☹️ Stumbling along, like I’m just learning to walk, while these women (10 years my junior) prance down the street.
😊 Seeing the same avocados in a model’s shopping basket and logically concluding that we are basically both models.
☹️ Googling how to open one’s growth plates in order to grow a foot taller.
😊 Noticing that I have the same handbag as that model. Taking that as confirmation that we are basically both models, and who needs a contract for confirmation anyway?
☹️ Wanting to reach out to touch the long flowing manes of these unicorns, stopping myself, and petting a puppy instead.
😊 Noticing that we both have two eyes, a nose, and a mouth, i.e. we are the same.
☹️ Feeling small as a shoulder grazes my ear.
😊 Feeling tall as I spot them at a distance and think, “it’s only a few inches difference.”
☹️ Wishing it was 200 years ago or whenever my body habitus was the best to slay (literally).
😊 Feeling cool that I get to live in this neighborhood full of attractive people, you know, people like me.
☹️ Wishing I was Scandinavian.
😊 Feeling smug and unique about my low cheekbones.

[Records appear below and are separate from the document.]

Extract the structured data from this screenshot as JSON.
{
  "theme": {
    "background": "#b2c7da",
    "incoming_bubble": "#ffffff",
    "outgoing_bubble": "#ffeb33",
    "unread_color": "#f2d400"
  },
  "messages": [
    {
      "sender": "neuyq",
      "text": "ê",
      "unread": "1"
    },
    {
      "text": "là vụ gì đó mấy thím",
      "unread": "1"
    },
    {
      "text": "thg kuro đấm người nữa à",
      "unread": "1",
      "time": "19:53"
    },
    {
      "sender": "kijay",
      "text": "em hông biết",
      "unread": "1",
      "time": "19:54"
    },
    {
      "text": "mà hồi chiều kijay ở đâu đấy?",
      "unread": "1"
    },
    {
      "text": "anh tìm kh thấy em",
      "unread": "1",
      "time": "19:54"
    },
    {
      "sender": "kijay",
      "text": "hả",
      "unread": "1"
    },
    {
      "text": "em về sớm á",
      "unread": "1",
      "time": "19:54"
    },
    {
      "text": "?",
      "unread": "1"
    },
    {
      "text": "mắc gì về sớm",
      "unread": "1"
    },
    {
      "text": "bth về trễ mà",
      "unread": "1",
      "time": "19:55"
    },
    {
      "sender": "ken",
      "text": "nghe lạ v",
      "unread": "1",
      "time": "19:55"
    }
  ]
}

☹️ Questioning the baguette I am eating which looks suspiciously like a model’s arm.
😊 Responding to that tourist who asks me for directions, OMG thank you! You think I’m from here!
So is this daily dose of models good for me? I could argue that the impact on my opinion of my looks evens out in the end. Sometimes I come out on top (thanks social comparison theory), other times they do (hello, body image). What is clear, though, is that over and over, I am exercising and strengthening the path in my brain that says: Compare yourself to them, that’s how you will know your worth.
Obviously, this can open a deep, dark rabbit hole of feeling super ugly and/or becoming a mean girl. Nowadays, we’ve all heard that comparing and judging are bad and that we should just be our best selves and feel good about this. Ideally? Sure. Realistically? It’s hard to imagine a world in which we never compare ourselves, whether to our past selves, role models, or people running in the same direction. Comparing can be helpful, like in running from danger (or towards the free food), but it can be harmful if our sense of self is very vulnerable.
In this situation, comparing myself to models is pretty pointless (super pointless). Eventually, eliminating “the model” as an ideal and finding satisfaction in my current state of being would cut off the impulse in the first place. In the meantime, how to start weakening this pathway? When I’m walking outside, I will practice thinking differently—being present, noticing each person, and enjoying the diversity that I am lucky to be surrounded by, a land of unicorns.